DATASET RECORDS:
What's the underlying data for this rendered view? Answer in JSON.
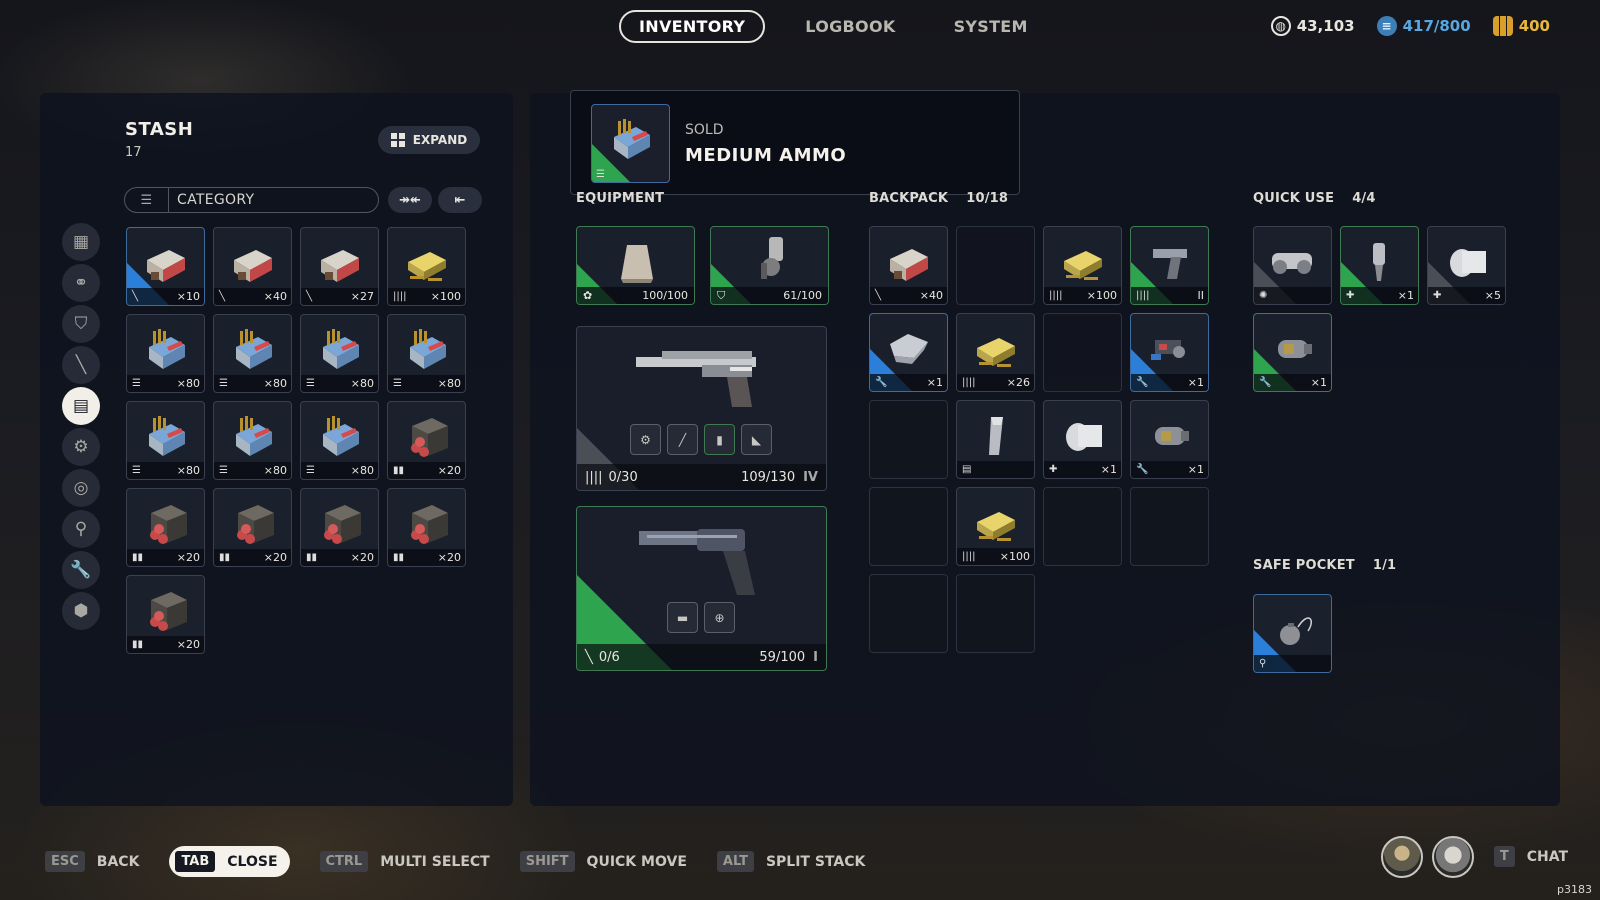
{
  "nav": {
    "tabs": [
      {
        "label": "INVENTORY",
        "active": true
      },
      {
        "label": "LOGBOOK",
        "active": false
      },
      {
        "label": "SYSTEM",
        "active": false
      }
    ]
  },
  "currencies": {
    "credits": "43,103",
    "capacity": "417/800",
    "tokens": "400"
  },
  "stash": {
    "title": "STASH",
    "count": "17",
    "expand_label": "EXPAND",
    "category_label": "CATEGORY",
    "categories": [
      "grid-icon",
      "items-icon",
      "shield-icon",
      "blade-icon",
      "ammo-icon",
      "mods-icon",
      "ring-icon",
      "tool-icon",
      "wrench-icon",
      "box-icon"
    ],
    "active_category": 4,
    "items": [
      {
        "name": "ammo-crate-red",
        "qty": "×10",
        "type": "blade",
        "rarity": "blue"
      },
      {
        "name": "ammo-crate-red",
        "qty": "×40",
        "type": "blade",
        "rarity": "none"
      },
      {
        "name": "ammo-crate-red",
        "qty": "×27",
        "type": "blade",
        "rarity": "none"
      },
      {
        "name": "ammo-box-yellow",
        "qty": "×100",
        "type": "light",
        "rarity": "none"
      },
      {
        "name": "medium-ammo",
        "qty": "×80",
        "type": "medium",
        "rarity": "none"
      },
      {
        "name": "medium-ammo",
        "qty": "×80",
        "type": "medium",
        "rarity": "none"
      },
      {
        "name": "medium-ammo",
        "qty": "×80",
        "type": "medium",
        "rarity": "none"
      },
      {
        "name": "medium-ammo",
        "qty": "×80",
        "type": "medium",
        "rarity": "none"
      },
      {
        "name": "medium-ammo",
        "qty": "×80",
        "type": "medium",
        "rarity": "none"
      },
      {
        "name": "medium-ammo",
        "qty": "×80",
        "type": "medium",
        "rarity": "none"
      },
      {
        "name": "medium-ammo",
        "qty": "×80",
        "type": "medium",
        "rarity": "none"
      },
      {
        "name": "shotgun-shells",
        "qty": "×20",
        "type": "heavy",
        "rarity": "none"
      },
      {
        "name": "shotgun-shells",
        "qty": "×20",
        "type": "heavy",
        "rarity": "none"
      },
      {
        "name": "shotgun-shells",
        "qty": "×20",
        "type": "heavy",
        "rarity": "none"
      },
      {
        "name": "shotgun-shells",
        "qty": "×20",
        "type": "heavy",
        "rarity": "none"
      },
      {
        "name": "shotgun-shells",
        "qty": "×20",
        "type": "heavy",
        "rarity": "none"
      },
      {
        "name": "shotgun-shells",
        "qty": "×20",
        "type": "heavy",
        "rarity": "none"
      }
    ]
  },
  "sold": {
    "label": "SOLD",
    "item_name": "MEDIUM AMMO"
  },
  "equipment": {
    "label": "EQUIPMENT",
    "augment": {
      "value": "100/100"
    },
    "shield": {
      "value": "61/100"
    },
    "weapon1": {
      "ammo": "0/30",
      "durability": "109/130",
      "tier": "IV"
    },
    "weapon2": {
      "ammo": "0/6",
      "durability": "59/100",
      "tier": "I"
    }
  },
  "backpack": {
    "label": "BACKPACK",
    "count": "10/18",
    "items": [
      {
        "art": "crate",
        "qty": "×40",
        "type": "blade",
        "rarity": "none"
      },
      {
        "art": "",
        "qty": "",
        "type": "",
        "rarity": "empty"
      },
      {
        "art": "yellow",
        "qty": "×100",
        "type": "light",
        "rarity": "none"
      },
      {
        "art": "pistol",
        "qty": "II",
        "type": "light",
        "rarity": "green"
      },
      {
        "art": "bag",
        "qty": "×1",
        "type": "wrench",
        "rarity": "blue"
      },
      {
        "art": "yellow",
        "qty": "×26",
        "type": "light",
        "rarity": "none"
      },
      {
        "art": "",
        "qty": "",
        "type": "",
        "rarity": "empty"
      },
      {
        "art": "parts",
        "qty": "×1",
        "type": "wrench",
        "rarity": "blue"
      },
      {
        "art": "",
        "qty": "",
        "type": "",
        "rarity": "empty"
      },
      {
        "art": "stick",
        "qty": "",
        "type": "doc",
        "rarity": "none"
      },
      {
        "art": "bandage",
        "qty": "×1",
        "type": "heal",
        "rarity": "none"
      },
      {
        "art": "canister",
        "qty": "×1",
        "type": "wrench",
        "rarity": "none"
      },
      {
        "art": "",
        "qty": "",
        "type": "",
        "rarity": "empty"
      },
      {
        "art": "yellow",
        "qty": "×100",
        "type": "light",
        "rarity": "none"
      },
      {
        "art": "",
        "qty": "",
        "type": "",
        "rarity": "empty"
      },
      {
        "art": "",
        "qty": "",
        "type": "",
        "rarity": "empty"
      },
      {
        "art": "",
        "qty": "",
        "type": "",
        "rarity": "empty"
      },
      {
        "art": "",
        "qty": "",
        "type": "",
        "rarity": "empty"
      }
    ]
  },
  "quick_use": {
    "label": "QUICK USE",
    "count": "4/4",
    "items": [
      {
        "art": "binoculars",
        "qty": "",
        "type": "gear",
        "rarity": "grey"
      },
      {
        "art": "injector",
        "qty": "×1",
        "type": "heal",
        "rarity": "green"
      },
      {
        "art": "bandage",
        "qty": "×5",
        "type": "heal",
        "rarity": "grey"
      },
      {
        "art": "canister",
        "qty": "×1",
        "type": "wrench",
        "rarity": "green"
      }
    ]
  },
  "safe_pocket": {
    "label": "SAFE POCKET",
    "count": "1/1",
    "item": {
      "art": "grenade",
      "type": "tool",
      "rarity": "blue"
    }
  },
  "hints": [
    {
      "key": "ESC",
      "label": "BACK"
    },
    {
      "key": "TAB",
      "label": "CLOSE"
    },
    {
      "key": "CTRL",
      "label": "MULTI SELECT"
    },
    {
      "key": "SHIFT",
      "label": "QUICK MOVE"
    },
    {
      "key": "ALT",
      "label": "SPLIT STACK"
    }
  ],
  "chat": {
    "key": "T",
    "label": "CHAT"
  },
  "player_id": "p3183"
}
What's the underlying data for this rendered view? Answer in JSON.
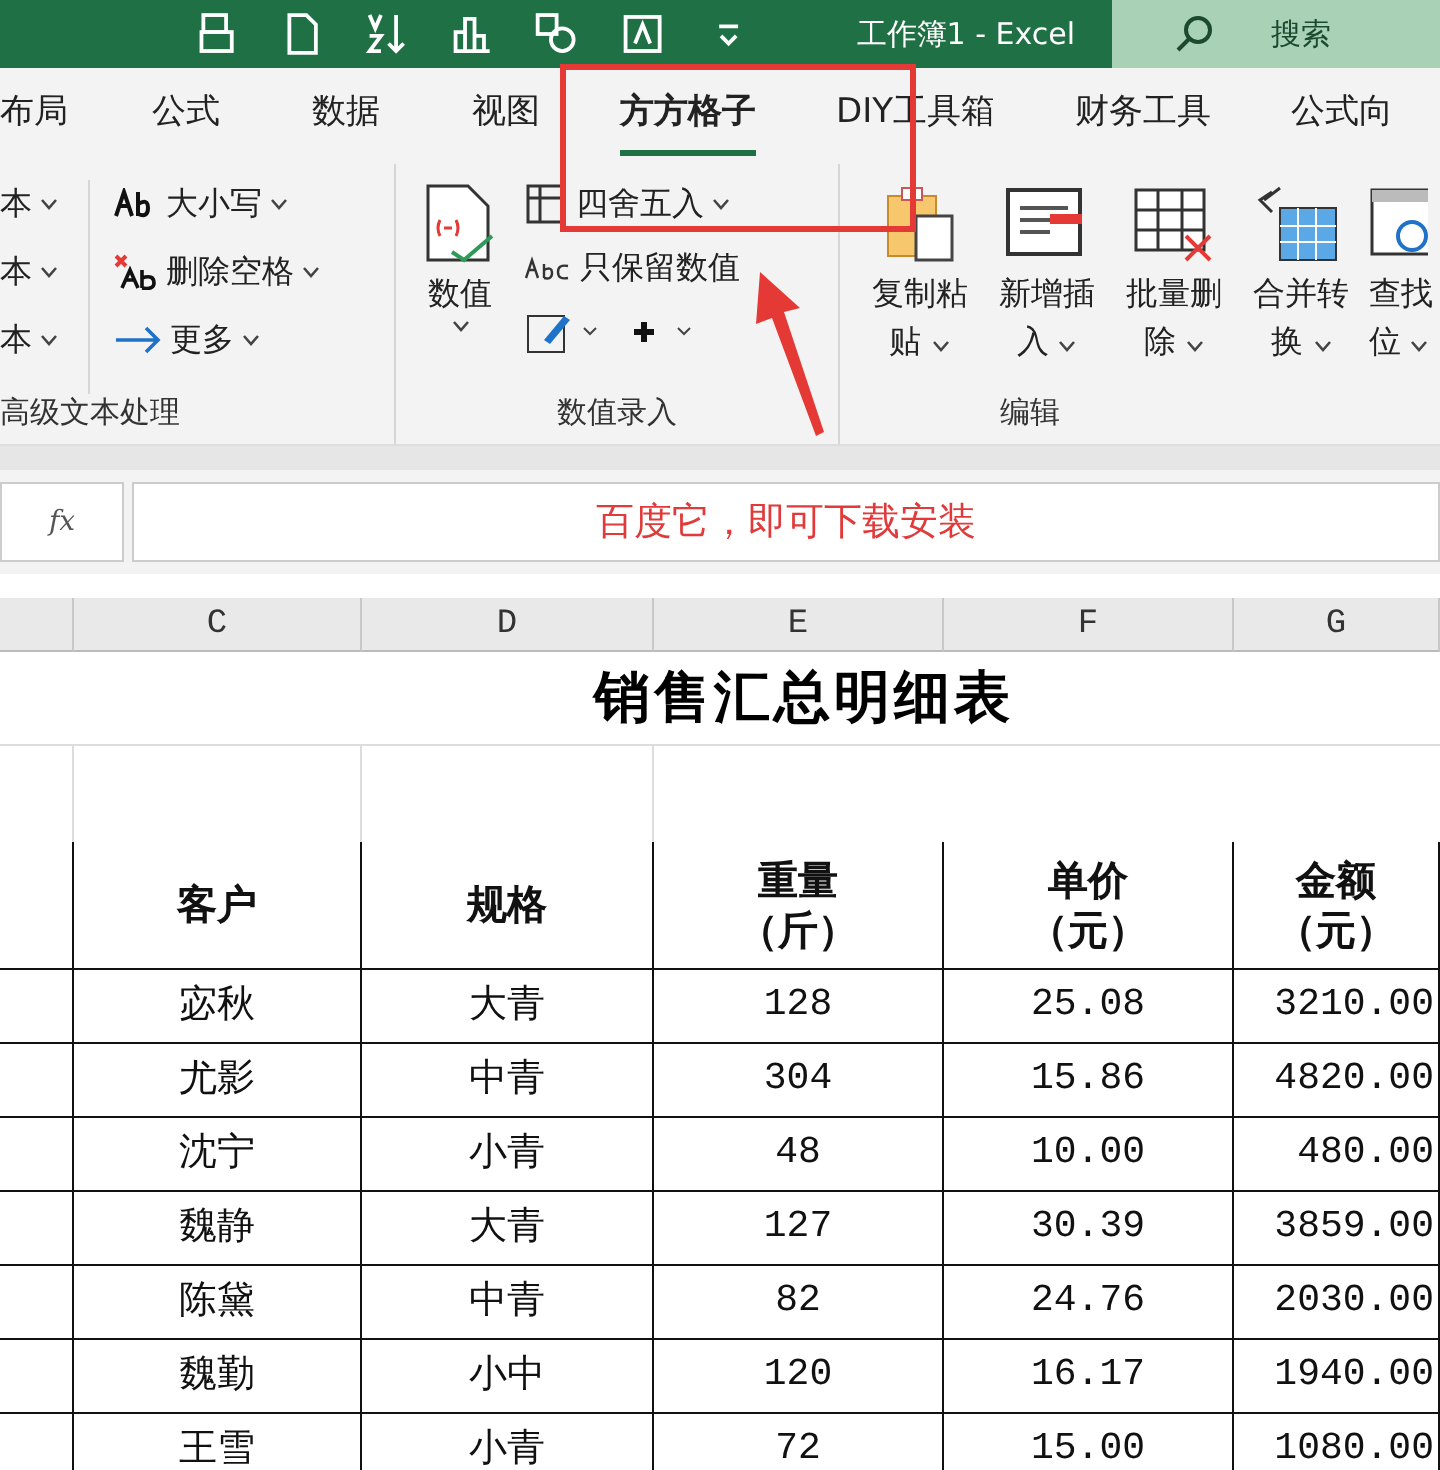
{
  "window": {
    "title": "工作簿1  -  Excel",
    "search_placeholder": "搜索"
  },
  "tabs": [
    {
      "label": "布局",
      "selected": false
    },
    {
      "label": "公式",
      "selected": false
    },
    {
      "label": "数据",
      "selected": false
    },
    {
      "label": "视图",
      "selected": false
    },
    {
      "label": "方方格子",
      "selected": true
    },
    {
      "label": "DIY工具箱",
      "selected": false
    },
    {
      "label": "财务工具",
      "selected": false
    },
    {
      "label": "公式向",
      "selected": false
    }
  ],
  "ribbon": {
    "text_group": {
      "label": "高级文本处理",
      "partial_items": [
        "本",
        "本",
        "本"
      ],
      "items": [
        {
          "kind": "case",
          "label": "大小写"
        },
        {
          "kind": "trim",
          "label": "删除空格"
        },
        {
          "kind": "more",
          "label": "更多"
        }
      ]
    },
    "value_group": {
      "label": "数值录入",
      "big_button": "数值",
      "items": [
        {
          "kind": "round",
          "label": "四舍五入"
        },
        {
          "kind": "keep",
          "label": "只保留数值"
        }
      ]
    },
    "edit_group": {
      "label": "编辑",
      "buttons": [
        {
          "kind": "copy",
          "line1": "复制粘",
          "line2": "贴"
        },
        {
          "kind": "insert",
          "line1": "新增插",
          "line2": "入"
        },
        {
          "kind": "delete",
          "line1": "批量删",
          "line2": "除"
        },
        {
          "kind": "merge",
          "line1": "合并转",
          "line2": "换"
        },
        {
          "kind": "find",
          "line1": "查找",
          "line2": "位"
        }
      ]
    }
  },
  "formula_bar": {
    "fx_label": "fx",
    "value": "百度它，即可下载安装"
  },
  "columns": [
    "C",
    "D",
    "E",
    "F",
    "G"
  ],
  "sheet": {
    "title": "销售汇总明细表",
    "headers": [
      [
        "客户"
      ],
      [
        "规格"
      ],
      [
        "重量",
        "（斤）"
      ],
      [
        "单价",
        "（元）"
      ],
      [
        "金额",
        "（元）"
      ]
    ],
    "rows": [
      [
        "宓秋",
        "大青",
        "128",
        "25.08",
        "3210.00"
      ],
      [
        "尤影",
        "中青",
        "304",
        "15.86",
        "4820.00"
      ],
      [
        "沈宁",
        "小青",
        "48",
        "10.00",
        "480.00"
      ],
      [
        "魏静",
        "大青",
        "127",
        "30.39",
        "3859.00"
      ],
      [
        "陈黛",
        "中青",
        "82",
        "24.76",
        "2030.00"
      ],
      [
        "魏勤",
        "小中",
        "120",
        "16.17",
        "1940.00"
      ],
      [
        "王雪",
        "小青",
        "72",
        "15.00",
        "1080.00"
      ]
    ]
  }
}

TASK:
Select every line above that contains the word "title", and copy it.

ANSWER TO THIS PROBLEM:
    "title": "STASH",
    "title": "工作簿1  -  Excel",
    "title": "销售汇总明细表",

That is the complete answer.